◆ **Directions for this task**: Lines holding the word "size" must be located in the listing below and copied.
##### The data #####
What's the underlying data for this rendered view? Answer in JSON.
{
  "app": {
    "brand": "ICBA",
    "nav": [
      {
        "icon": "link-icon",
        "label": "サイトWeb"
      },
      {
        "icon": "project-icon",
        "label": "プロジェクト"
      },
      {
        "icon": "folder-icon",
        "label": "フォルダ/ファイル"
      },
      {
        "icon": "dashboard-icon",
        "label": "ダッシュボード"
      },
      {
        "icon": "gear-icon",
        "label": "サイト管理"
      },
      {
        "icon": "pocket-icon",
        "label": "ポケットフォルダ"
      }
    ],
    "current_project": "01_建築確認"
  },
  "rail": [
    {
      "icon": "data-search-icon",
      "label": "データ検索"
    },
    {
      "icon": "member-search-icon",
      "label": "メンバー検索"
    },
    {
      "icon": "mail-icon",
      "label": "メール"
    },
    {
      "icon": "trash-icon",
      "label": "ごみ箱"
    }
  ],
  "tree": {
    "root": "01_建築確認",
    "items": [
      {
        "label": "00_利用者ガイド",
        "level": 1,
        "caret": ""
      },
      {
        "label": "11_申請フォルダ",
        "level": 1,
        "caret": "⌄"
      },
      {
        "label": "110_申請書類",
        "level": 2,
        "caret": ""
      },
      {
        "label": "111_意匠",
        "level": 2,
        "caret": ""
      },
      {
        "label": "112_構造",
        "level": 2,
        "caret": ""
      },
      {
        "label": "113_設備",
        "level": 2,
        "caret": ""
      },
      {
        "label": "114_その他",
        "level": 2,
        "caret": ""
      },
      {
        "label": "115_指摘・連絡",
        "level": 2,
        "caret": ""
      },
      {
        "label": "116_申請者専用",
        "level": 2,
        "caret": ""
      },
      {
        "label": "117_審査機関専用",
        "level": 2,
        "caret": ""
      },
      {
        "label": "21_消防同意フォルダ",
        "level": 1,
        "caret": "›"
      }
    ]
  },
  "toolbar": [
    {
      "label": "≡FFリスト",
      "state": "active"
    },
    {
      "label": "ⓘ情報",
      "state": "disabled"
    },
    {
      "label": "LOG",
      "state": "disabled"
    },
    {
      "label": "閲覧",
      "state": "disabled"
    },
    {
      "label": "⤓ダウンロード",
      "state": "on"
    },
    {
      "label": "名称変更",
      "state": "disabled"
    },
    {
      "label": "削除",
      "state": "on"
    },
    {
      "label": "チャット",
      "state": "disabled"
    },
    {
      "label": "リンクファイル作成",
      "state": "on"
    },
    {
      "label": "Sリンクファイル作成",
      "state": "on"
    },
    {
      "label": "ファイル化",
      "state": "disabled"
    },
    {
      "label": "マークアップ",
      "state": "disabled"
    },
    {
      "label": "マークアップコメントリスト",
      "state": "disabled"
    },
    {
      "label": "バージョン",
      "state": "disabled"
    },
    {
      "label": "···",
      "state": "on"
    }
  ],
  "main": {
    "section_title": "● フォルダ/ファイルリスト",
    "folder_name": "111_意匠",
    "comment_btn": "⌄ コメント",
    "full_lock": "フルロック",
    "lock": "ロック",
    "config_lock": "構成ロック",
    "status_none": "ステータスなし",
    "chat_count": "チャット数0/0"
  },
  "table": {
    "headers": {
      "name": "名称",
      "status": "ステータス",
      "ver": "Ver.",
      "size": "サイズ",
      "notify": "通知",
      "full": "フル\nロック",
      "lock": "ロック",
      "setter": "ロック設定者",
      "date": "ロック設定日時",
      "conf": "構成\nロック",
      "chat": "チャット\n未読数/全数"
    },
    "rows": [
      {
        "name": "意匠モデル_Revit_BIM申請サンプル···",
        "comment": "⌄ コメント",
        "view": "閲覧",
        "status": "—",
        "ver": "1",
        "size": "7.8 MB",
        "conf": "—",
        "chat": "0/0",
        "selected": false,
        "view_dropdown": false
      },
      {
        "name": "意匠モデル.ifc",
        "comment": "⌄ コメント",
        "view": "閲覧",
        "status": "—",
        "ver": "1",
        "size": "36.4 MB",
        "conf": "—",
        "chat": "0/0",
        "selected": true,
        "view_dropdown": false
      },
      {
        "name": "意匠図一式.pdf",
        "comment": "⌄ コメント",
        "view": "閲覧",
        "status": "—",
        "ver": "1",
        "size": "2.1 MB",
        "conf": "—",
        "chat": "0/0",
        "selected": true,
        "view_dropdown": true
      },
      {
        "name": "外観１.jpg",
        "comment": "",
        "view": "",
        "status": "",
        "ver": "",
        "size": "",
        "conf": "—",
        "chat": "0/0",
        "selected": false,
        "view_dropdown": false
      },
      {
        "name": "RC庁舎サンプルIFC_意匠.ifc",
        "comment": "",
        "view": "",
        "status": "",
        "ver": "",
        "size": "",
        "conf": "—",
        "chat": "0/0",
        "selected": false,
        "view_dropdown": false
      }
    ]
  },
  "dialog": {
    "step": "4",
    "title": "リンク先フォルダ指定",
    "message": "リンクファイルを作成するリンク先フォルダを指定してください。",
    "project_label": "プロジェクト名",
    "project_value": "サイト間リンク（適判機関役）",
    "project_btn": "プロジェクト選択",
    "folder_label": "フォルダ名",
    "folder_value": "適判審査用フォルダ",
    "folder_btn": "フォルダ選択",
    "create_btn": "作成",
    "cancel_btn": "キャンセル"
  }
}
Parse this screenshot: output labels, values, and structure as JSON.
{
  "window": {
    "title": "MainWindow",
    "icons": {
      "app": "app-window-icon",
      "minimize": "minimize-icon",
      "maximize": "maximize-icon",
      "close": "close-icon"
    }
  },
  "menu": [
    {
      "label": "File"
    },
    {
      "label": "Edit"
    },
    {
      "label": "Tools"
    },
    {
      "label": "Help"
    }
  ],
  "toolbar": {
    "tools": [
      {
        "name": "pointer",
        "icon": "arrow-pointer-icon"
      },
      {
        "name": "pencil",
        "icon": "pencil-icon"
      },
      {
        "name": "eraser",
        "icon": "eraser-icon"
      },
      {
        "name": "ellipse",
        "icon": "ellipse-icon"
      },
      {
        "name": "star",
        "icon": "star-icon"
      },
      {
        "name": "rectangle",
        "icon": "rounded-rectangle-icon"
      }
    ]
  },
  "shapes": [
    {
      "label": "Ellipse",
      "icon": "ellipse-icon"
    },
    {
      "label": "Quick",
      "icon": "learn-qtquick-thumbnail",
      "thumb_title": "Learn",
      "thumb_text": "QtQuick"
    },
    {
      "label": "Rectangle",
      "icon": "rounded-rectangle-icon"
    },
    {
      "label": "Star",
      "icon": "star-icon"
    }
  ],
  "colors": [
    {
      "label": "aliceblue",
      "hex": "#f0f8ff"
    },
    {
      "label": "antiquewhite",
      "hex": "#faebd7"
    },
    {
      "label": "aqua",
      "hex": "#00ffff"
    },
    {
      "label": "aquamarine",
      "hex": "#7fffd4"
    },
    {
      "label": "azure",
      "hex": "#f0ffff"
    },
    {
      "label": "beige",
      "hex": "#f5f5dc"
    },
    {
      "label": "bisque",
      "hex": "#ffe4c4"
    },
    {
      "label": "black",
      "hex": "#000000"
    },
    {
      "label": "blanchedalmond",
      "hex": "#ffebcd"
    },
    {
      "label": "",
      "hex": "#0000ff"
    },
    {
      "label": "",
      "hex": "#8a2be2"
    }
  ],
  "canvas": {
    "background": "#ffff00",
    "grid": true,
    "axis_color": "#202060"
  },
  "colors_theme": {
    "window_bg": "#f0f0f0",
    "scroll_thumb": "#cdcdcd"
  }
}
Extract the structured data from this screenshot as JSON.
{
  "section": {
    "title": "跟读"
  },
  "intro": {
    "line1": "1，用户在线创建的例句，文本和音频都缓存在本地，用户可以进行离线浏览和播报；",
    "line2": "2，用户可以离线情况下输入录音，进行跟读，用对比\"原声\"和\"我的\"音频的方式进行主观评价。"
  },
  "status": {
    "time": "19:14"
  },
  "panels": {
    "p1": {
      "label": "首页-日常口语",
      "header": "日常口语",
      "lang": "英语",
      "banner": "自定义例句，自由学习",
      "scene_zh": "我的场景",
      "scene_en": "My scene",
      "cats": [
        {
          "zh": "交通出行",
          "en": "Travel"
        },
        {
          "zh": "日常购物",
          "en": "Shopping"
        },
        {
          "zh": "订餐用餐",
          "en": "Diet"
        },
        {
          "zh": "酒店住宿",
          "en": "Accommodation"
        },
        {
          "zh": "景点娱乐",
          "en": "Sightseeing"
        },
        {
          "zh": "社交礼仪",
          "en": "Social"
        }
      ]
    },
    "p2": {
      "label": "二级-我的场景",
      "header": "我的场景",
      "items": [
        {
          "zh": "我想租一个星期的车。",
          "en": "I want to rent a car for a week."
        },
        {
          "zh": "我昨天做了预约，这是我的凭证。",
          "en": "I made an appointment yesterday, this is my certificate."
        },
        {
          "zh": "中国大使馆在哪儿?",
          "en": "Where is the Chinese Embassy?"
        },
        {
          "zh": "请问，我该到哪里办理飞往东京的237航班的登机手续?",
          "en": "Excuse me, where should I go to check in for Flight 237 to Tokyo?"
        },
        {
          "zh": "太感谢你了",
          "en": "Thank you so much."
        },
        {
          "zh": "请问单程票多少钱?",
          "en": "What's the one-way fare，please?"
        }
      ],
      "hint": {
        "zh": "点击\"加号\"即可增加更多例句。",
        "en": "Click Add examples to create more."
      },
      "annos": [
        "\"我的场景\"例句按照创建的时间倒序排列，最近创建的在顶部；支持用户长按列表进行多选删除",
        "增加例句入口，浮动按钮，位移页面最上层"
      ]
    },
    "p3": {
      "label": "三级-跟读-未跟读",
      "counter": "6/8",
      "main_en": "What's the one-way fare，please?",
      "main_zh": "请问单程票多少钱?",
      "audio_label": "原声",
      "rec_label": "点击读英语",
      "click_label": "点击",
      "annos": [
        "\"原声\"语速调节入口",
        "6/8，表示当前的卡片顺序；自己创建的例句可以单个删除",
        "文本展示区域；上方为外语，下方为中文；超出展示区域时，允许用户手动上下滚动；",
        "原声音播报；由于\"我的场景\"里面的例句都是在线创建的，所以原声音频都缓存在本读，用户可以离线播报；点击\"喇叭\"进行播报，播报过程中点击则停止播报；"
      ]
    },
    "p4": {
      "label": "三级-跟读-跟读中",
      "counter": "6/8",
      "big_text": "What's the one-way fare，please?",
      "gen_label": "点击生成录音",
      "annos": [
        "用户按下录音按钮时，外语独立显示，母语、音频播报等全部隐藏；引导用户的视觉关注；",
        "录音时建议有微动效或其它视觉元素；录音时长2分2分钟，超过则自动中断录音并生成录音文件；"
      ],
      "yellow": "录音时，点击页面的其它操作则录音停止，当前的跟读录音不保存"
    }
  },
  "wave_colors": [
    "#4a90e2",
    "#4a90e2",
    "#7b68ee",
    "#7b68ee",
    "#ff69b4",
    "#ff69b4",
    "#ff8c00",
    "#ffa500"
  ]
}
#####
◆ **Solved exercise**:
      "size": "サイズ",
        "size": "7.8 MB",
        "size": "36.4 MB",
        "size": "2.1 MB",
        "size": "",
        "size": "",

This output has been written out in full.